Wherever the string "data" appears in the listing, copy that line.

***

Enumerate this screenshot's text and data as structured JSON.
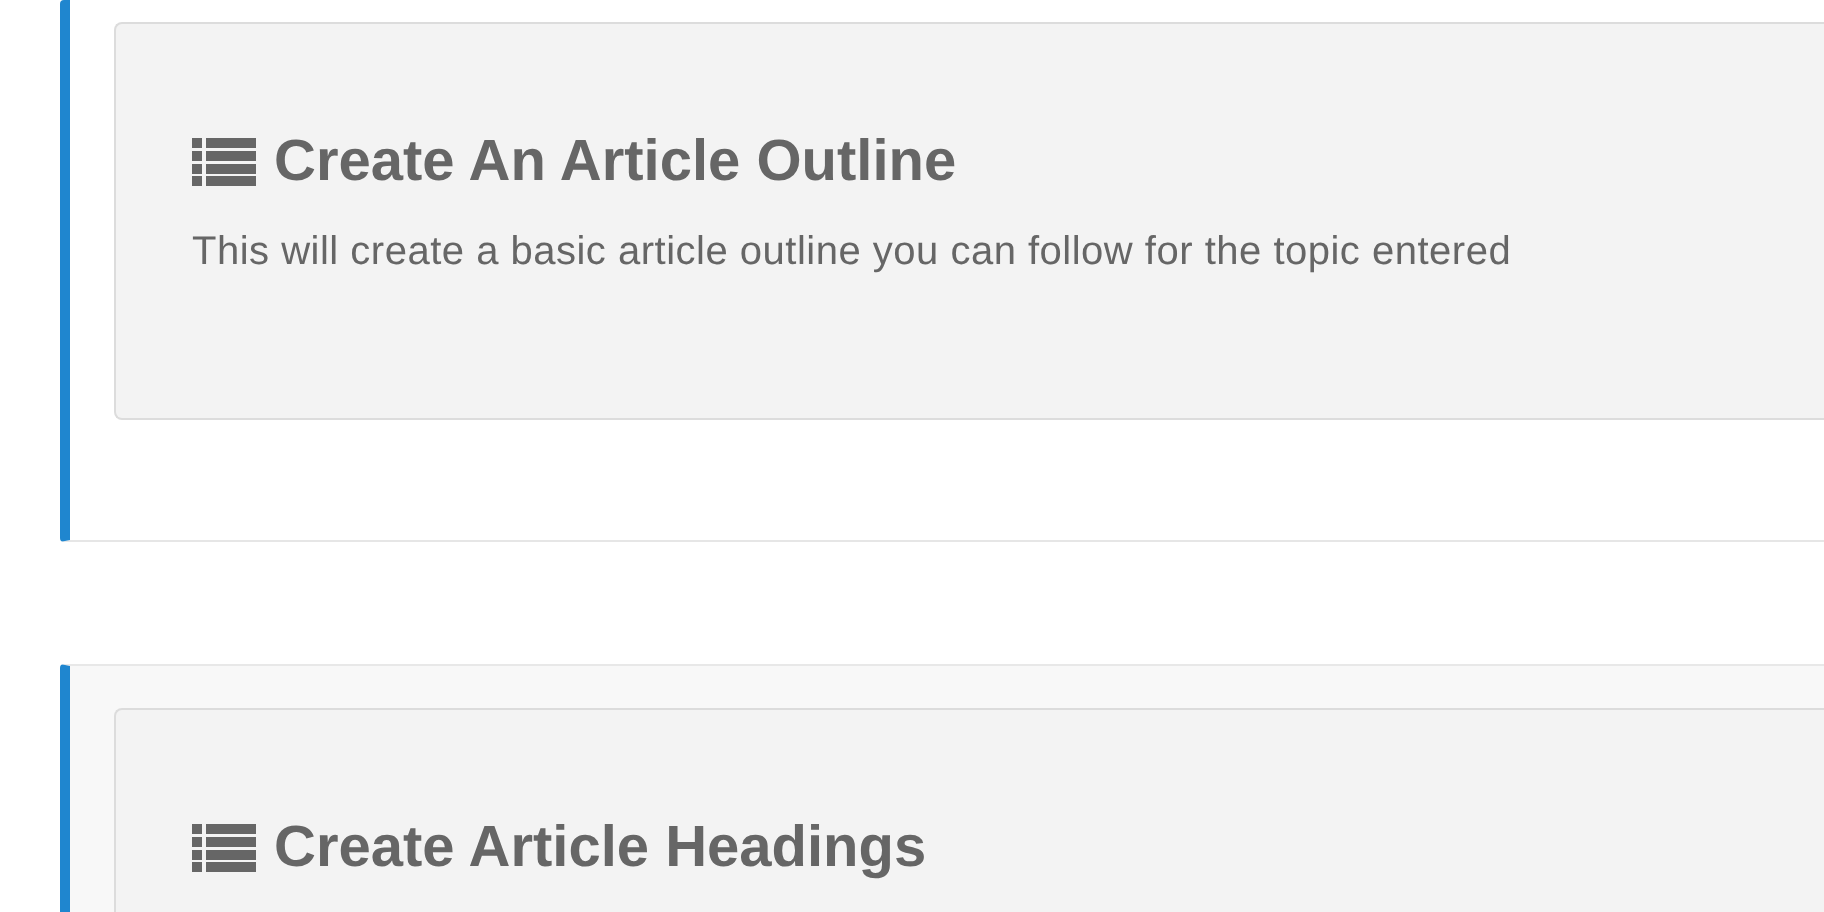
{
  "sections": [
    {
      "title": "Create An Article Outline",
      "description": "This will create a basic article outline you can follow for the topic entered",
      "highlighted": false
    },
    {
      "title": "Create Article Headings",
      "highlighted": true
    }
  ]
}
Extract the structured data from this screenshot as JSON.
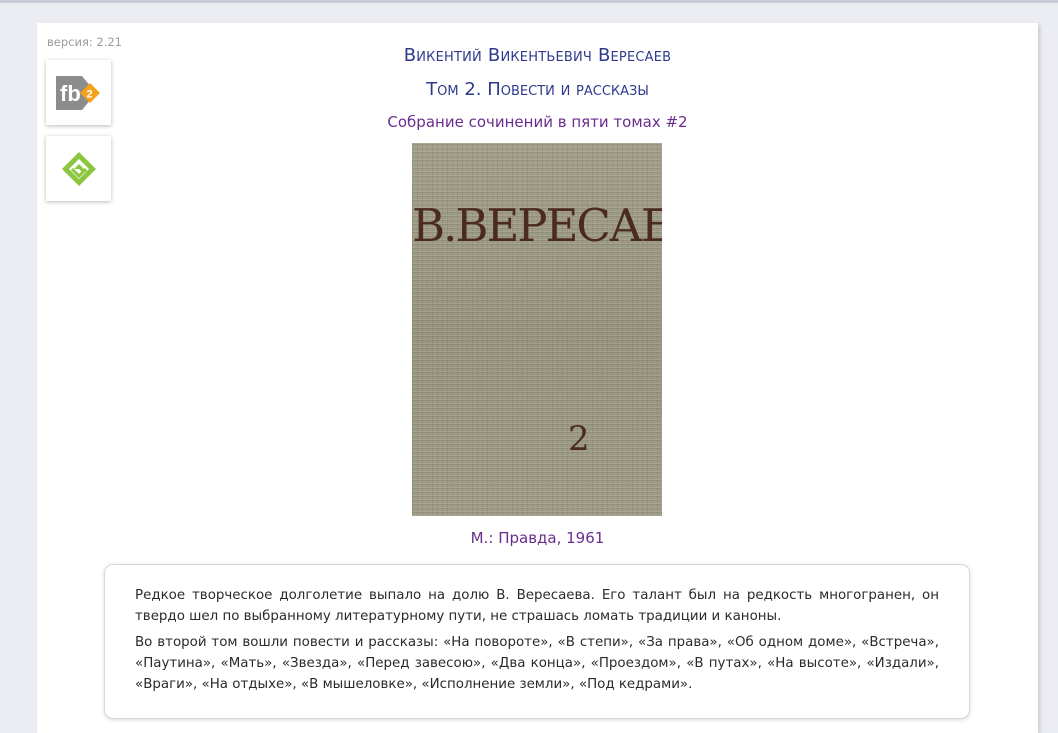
{
  "version": "версия: 2.21",
  "downloads": {
    "fb2": {
      "icon": "fb2-icon",
      "badge": "2",
      "label": "fb"
    },
    "epub": {
      "icon": "epub-icon"
    }
  },
  "book": {
    "author": "Викентий Викентьевич Вересаев",
    "title": "Том 2. Повести и рассказы",
    "series": "Собрание сочинений в пяти томах #2",
    "cover": {
      "author_text": "В.ВЕРЕСАЕВ",
      "volume": "2",
      "color": "#9d9a86",
      "text_color": "#4b2a22"
    },
    "publisher": "М.: Правда, 1961"
  },
  "annotation": {
    "paragraphs": [
      "Редкое творческое долголетие выпало на долю В. Вересаева. Его талант был на редкость многогранен, он твердо шел по выбранному литературному пути, не страшась ломать традиции и каноны.",
      "Во второй том вошли повести и рассказы: «На повороте», «В степи», «За права», «Об одном доме», «Встреча», «Паутина», «Мать», «Звезда», «Перед завесою», «Два конца», «Проездом», «В путах», «На высоте», «Издали», «Враги», «На отдыхе», «В мышеловке», «Исполнение земли», «Под кедрами»."
    ]
  },
  "colors": {
    "title": "#2e3a8c",
    "link": "#6a2d8e",
    "fb2_orange": "#f4a21c",
    "epub_green": "#8cc63f"
  }
}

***

### EXERCISE SOLUTION
Enumerate this screenshot's text and data as structured JSON.
Extract the structured data from this screenshot as JSON.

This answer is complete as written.